[Work request]: Go through the entries below, count every line with the string "DocumentData", and answer with only that number.

[Material for this task]:
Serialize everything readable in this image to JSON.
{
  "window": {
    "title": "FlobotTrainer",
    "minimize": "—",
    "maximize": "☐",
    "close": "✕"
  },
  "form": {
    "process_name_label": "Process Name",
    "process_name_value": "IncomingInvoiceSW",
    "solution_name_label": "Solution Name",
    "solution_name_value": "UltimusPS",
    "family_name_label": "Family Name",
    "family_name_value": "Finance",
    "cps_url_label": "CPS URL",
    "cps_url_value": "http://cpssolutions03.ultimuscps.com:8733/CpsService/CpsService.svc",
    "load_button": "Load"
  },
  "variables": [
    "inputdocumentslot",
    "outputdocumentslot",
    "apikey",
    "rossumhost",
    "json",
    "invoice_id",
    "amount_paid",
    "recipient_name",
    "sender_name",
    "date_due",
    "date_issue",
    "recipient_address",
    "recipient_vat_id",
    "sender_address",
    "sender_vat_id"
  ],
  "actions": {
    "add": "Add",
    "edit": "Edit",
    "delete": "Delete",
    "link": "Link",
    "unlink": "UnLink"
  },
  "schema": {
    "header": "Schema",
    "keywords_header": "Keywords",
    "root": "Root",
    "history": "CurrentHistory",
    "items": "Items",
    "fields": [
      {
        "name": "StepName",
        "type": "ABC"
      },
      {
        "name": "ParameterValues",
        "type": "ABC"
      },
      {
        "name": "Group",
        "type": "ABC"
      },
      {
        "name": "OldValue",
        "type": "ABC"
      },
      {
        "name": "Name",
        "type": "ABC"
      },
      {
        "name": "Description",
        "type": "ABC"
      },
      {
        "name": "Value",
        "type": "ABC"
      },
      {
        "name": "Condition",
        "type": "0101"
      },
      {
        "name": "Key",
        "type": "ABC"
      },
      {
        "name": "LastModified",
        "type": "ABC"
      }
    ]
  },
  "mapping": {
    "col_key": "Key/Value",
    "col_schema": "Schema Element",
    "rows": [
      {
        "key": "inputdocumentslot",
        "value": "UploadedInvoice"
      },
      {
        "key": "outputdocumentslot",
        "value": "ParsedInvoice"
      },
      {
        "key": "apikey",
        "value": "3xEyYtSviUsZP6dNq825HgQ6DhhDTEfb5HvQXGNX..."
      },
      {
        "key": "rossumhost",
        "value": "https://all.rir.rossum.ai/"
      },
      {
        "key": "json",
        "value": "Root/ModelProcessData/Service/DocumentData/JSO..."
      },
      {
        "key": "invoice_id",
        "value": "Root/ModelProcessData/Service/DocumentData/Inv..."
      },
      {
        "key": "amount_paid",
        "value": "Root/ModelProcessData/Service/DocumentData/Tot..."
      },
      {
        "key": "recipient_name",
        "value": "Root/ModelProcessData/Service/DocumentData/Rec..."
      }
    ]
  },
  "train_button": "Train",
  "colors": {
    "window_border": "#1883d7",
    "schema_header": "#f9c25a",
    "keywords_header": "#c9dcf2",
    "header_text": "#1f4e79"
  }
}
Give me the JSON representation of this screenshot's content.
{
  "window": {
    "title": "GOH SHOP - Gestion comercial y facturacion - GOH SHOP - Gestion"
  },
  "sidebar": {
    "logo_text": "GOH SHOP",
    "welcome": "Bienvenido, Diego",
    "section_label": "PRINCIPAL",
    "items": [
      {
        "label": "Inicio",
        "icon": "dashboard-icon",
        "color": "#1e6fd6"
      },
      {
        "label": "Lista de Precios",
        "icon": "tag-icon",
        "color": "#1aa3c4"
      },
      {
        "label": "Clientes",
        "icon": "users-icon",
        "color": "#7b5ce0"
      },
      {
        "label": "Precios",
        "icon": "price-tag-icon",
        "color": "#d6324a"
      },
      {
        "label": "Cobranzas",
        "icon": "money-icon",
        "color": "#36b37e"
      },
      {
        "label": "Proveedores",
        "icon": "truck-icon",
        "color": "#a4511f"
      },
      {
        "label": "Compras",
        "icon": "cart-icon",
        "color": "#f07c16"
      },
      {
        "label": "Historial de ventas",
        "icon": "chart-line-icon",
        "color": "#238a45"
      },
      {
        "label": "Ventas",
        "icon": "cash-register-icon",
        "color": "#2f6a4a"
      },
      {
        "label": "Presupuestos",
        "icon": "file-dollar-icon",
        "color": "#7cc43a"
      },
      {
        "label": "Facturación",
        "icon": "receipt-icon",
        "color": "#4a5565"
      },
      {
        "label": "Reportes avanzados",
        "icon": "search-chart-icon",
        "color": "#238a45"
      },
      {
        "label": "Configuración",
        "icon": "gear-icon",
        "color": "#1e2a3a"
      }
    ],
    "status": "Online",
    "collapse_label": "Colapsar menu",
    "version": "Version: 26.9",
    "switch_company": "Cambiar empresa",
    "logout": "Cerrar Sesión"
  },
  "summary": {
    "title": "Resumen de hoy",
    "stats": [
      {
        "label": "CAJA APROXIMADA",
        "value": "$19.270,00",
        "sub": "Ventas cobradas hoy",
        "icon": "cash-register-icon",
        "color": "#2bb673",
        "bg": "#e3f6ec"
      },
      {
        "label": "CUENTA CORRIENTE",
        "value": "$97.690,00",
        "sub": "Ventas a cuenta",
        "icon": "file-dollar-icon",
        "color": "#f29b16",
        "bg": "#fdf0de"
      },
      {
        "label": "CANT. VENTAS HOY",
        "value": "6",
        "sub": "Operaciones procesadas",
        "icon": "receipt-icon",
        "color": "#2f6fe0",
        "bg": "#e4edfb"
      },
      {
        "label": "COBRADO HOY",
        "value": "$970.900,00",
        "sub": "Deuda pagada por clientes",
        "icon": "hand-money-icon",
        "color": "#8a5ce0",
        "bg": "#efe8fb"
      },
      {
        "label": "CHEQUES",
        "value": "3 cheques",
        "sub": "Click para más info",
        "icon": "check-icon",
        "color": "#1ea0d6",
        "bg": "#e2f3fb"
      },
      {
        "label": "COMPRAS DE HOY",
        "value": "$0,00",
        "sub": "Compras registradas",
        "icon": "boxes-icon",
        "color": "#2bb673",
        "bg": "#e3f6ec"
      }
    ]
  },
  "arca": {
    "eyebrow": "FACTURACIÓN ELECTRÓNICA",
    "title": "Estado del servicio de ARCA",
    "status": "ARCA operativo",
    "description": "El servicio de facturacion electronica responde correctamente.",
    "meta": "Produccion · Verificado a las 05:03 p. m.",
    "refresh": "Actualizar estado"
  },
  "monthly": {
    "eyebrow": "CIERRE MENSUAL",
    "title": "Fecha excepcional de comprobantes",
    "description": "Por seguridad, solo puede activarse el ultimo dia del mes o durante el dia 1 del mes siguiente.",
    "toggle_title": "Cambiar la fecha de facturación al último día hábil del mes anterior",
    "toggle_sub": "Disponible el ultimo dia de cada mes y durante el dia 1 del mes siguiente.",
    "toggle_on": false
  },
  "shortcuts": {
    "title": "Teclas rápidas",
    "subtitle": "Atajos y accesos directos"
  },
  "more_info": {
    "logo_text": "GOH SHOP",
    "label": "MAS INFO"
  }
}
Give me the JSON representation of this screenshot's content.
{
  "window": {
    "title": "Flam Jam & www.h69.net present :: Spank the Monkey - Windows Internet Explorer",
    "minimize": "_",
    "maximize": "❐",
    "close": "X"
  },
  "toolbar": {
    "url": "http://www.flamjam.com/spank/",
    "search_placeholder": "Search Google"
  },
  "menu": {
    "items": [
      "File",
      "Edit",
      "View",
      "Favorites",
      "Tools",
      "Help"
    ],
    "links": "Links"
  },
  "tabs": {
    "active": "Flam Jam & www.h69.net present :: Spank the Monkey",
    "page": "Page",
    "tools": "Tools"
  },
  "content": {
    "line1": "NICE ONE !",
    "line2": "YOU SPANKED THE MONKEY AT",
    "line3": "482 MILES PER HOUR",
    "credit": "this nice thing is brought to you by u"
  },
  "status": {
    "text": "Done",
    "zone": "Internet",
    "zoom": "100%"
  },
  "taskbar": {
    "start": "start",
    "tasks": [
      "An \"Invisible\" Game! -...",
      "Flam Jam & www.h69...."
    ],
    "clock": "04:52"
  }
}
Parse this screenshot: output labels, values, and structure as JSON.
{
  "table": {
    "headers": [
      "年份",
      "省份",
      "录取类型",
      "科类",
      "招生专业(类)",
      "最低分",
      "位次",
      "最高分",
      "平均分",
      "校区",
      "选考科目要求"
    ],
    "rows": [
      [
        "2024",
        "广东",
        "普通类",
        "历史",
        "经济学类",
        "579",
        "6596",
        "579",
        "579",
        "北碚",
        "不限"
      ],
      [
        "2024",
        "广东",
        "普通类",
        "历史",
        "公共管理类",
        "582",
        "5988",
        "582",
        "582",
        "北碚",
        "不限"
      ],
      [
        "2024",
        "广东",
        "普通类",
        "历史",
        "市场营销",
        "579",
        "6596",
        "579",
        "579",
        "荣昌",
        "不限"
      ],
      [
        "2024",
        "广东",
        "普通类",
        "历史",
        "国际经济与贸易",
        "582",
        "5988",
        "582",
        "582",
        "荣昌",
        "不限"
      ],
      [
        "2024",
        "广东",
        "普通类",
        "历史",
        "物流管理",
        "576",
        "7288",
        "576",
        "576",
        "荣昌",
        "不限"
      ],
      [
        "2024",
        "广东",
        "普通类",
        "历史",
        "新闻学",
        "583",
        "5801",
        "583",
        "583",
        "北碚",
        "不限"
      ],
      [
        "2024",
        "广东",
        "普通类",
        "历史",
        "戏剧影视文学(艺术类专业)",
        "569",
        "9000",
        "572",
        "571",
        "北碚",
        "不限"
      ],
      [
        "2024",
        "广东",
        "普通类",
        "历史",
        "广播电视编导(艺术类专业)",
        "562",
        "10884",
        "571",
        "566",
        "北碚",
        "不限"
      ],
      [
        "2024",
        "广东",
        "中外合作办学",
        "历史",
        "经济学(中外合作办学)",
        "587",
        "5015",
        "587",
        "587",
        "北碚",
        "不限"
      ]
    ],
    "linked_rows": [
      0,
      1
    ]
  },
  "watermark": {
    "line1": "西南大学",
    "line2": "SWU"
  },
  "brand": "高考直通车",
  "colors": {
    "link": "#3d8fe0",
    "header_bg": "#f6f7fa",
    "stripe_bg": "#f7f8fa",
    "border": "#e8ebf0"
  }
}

[Response area]: 4